It’s crunch time for the royal marriage in The Crown, as word gets out about the Duke of Edinburgh’s private secretary, Mike Parker. Parker’s wife has decided to go ahead and file divorce on the grounds of adultery, leading to a lot of press speculation for the royals by association. When the reasons of the separation gets out there, the rumour mill goes into overdrive as to whether Philip might have been as ‘restless’ as his best friend whilst travelling together.
The Crown is, of course, pure period drama, centred around a historical basis and set in a very specific time. It’s episodes like this that remind you just how much time has changed, and how alien the setting now seems. The idea that an employee’s marriage breakdown can inspire a leap into rumours about the Queen’s husband seems like a stretch too far these days, but it appears that even the mention of the word ‘divorce’ had a very long reach 60 years ago. Our now diluted attention to celebrity as well as a different attitude to divorce does mean that these stretches aren’t made so much. This entire scandal documented in The Crown stands as a signal as to just how far protocols have changed.
Such are the rumours in this episode, that Philip returns to Elizabeth with hat in hand and in disgrace. In the end, their terse conversation glimpsed in episode one brings us to an unprecedented negotiation so that the marriage can survive – by giving the Queen’s consort the title of Prince for the first time. It’s been painful to watch Philip bite back at his unequal marriage, largely because the brunt lands on a woman who is simply working with the power that she’s been given. Unique amongst all other unions in the country of the time, he can’t be the patriarch, or even the equal hand in the family. Now, that discontent would rightly be a feminist issue but back then, it’s easy to feel both uncomfortable and ever-so-slightly understanding about how he reacts to the pressures of that society’s conventions.
That discomfort doesn’t go away for Philip after getting what he wants, either. Sitting in a silent hall on a newly embossed throne, he now looks at the faces of an establishment that has grudgingly bowed to his wishes. He’s the rebel and whether they do actually resent them or it’s all in his own head, he knows that he’ll forever feel like the outsider. Judging by those final scenes, Philip’s restlessness is unlikely to end – this title might just be another winning fight that’s utterly fruitless.
Having been largely centred on Philip and Elizabeth, we haven’t seen much of the rest of the cast so far in The Crown. Fortunately, Claire Foy and Matt Smith are more than up to the job. Foy, in particular, continues to use her uncanny skill of portraying so much with so little visible movement, capturing the rigid sense of duty that deftly separates Elizabeth’s public and private faces.
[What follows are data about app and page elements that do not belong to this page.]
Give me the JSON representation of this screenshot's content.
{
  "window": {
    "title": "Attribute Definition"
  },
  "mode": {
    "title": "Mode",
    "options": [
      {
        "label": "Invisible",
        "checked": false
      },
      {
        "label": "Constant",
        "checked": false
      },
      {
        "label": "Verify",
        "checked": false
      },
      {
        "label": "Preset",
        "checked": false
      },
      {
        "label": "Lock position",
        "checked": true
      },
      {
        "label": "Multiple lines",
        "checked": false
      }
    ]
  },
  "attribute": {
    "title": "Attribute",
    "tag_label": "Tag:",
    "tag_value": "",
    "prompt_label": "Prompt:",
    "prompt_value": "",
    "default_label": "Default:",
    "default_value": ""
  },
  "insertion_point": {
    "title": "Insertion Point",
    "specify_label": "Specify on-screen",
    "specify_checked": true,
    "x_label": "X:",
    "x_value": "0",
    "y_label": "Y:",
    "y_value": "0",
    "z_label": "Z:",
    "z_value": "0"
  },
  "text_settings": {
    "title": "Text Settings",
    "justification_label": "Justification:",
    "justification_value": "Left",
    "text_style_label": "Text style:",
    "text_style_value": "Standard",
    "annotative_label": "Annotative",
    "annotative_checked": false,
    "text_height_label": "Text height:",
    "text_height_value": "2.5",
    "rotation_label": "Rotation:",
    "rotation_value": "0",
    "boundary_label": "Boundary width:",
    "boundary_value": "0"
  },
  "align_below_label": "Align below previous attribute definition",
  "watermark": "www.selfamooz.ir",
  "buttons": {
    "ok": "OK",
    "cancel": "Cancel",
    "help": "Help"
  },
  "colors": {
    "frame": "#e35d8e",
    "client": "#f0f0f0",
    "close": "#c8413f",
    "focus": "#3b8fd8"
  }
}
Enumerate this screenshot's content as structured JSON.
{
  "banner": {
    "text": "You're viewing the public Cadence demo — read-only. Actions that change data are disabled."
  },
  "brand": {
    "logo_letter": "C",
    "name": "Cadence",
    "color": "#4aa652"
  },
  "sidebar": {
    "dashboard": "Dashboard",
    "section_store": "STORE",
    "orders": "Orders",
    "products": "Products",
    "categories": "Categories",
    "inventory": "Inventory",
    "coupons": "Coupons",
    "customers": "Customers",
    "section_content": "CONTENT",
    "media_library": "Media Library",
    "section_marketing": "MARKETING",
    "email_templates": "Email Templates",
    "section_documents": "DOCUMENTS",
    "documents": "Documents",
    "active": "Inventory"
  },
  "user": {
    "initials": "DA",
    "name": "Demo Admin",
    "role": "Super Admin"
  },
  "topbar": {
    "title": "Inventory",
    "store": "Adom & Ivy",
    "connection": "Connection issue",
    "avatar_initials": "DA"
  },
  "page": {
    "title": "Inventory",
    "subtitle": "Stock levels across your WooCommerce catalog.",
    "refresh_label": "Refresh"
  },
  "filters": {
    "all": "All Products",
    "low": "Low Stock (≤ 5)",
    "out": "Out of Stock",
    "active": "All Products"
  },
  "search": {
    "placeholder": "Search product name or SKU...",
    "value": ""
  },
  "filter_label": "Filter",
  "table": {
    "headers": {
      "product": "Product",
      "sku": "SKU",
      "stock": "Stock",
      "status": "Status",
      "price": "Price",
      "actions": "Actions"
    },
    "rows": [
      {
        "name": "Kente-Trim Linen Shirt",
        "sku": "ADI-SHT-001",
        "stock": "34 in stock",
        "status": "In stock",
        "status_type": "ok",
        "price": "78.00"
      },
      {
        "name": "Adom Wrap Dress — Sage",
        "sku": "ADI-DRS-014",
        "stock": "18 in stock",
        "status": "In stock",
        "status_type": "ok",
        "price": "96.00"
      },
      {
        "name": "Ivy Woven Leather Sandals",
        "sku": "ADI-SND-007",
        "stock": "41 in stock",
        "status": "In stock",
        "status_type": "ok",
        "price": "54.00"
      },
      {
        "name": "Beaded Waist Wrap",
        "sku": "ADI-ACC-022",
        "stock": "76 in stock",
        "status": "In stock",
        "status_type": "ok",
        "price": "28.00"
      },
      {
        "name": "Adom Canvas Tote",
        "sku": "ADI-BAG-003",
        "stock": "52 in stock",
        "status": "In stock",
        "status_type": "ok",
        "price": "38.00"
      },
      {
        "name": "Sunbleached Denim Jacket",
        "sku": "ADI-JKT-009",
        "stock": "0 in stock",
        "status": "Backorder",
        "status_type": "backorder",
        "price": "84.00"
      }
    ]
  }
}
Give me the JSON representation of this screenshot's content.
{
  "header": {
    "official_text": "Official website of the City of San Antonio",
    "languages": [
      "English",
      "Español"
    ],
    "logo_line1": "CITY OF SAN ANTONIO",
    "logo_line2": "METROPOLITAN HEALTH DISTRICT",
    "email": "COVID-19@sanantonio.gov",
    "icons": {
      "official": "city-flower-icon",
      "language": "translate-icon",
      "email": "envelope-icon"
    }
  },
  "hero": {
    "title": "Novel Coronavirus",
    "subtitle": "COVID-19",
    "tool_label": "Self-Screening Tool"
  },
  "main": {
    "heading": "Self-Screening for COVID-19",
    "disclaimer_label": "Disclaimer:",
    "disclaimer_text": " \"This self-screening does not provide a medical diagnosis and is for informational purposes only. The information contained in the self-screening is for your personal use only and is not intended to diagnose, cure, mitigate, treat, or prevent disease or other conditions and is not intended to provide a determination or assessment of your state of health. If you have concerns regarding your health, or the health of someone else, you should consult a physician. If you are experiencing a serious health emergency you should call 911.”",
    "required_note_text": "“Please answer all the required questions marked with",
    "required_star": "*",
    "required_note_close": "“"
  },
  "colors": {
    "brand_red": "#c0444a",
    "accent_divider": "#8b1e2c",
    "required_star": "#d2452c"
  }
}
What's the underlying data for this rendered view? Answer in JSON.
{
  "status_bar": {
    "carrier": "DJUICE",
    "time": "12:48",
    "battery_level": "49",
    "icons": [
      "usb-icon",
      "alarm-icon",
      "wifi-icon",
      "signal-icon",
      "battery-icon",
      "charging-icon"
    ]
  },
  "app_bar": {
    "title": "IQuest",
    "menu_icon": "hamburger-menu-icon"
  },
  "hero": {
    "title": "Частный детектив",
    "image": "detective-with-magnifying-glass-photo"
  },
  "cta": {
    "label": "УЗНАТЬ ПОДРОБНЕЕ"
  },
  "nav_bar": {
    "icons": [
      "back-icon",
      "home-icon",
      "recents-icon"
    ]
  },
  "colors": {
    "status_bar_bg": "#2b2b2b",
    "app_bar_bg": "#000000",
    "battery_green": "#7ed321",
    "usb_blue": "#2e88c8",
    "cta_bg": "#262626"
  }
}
Writer Peter Morgan also provides his characters with lines so rich, they’re almost overdone. In a discussion with Philip over what royal life means for Elizabeth, Mike Parker points out that when it comes to their son Charles, ‘having a child who, through no fault of his own, represents your own death can’t be easy’. It’s a fascinating concept in the centre of monarchy, and one so rare in life that that it’s difficult to get your head around. The Crown is great at these moments, always using the odd opportunities to remind us of the nature of the establishment itself. After all, the series isn’t called ‘The Queen and Her Husband’ for a reason.
As the motif of shaving in this episode represented the choice to cast off the past, so we must now see whether the events of the last episodes can be truly left behind. Prince Philip and Queen Elizabeth may have some rebuilding to do, but for those of us familiar with historical events, their own personal dark period is likely to start fading. I say that now – who knows what Peter Morgan has discovered or speculated? I guess we’ll find out.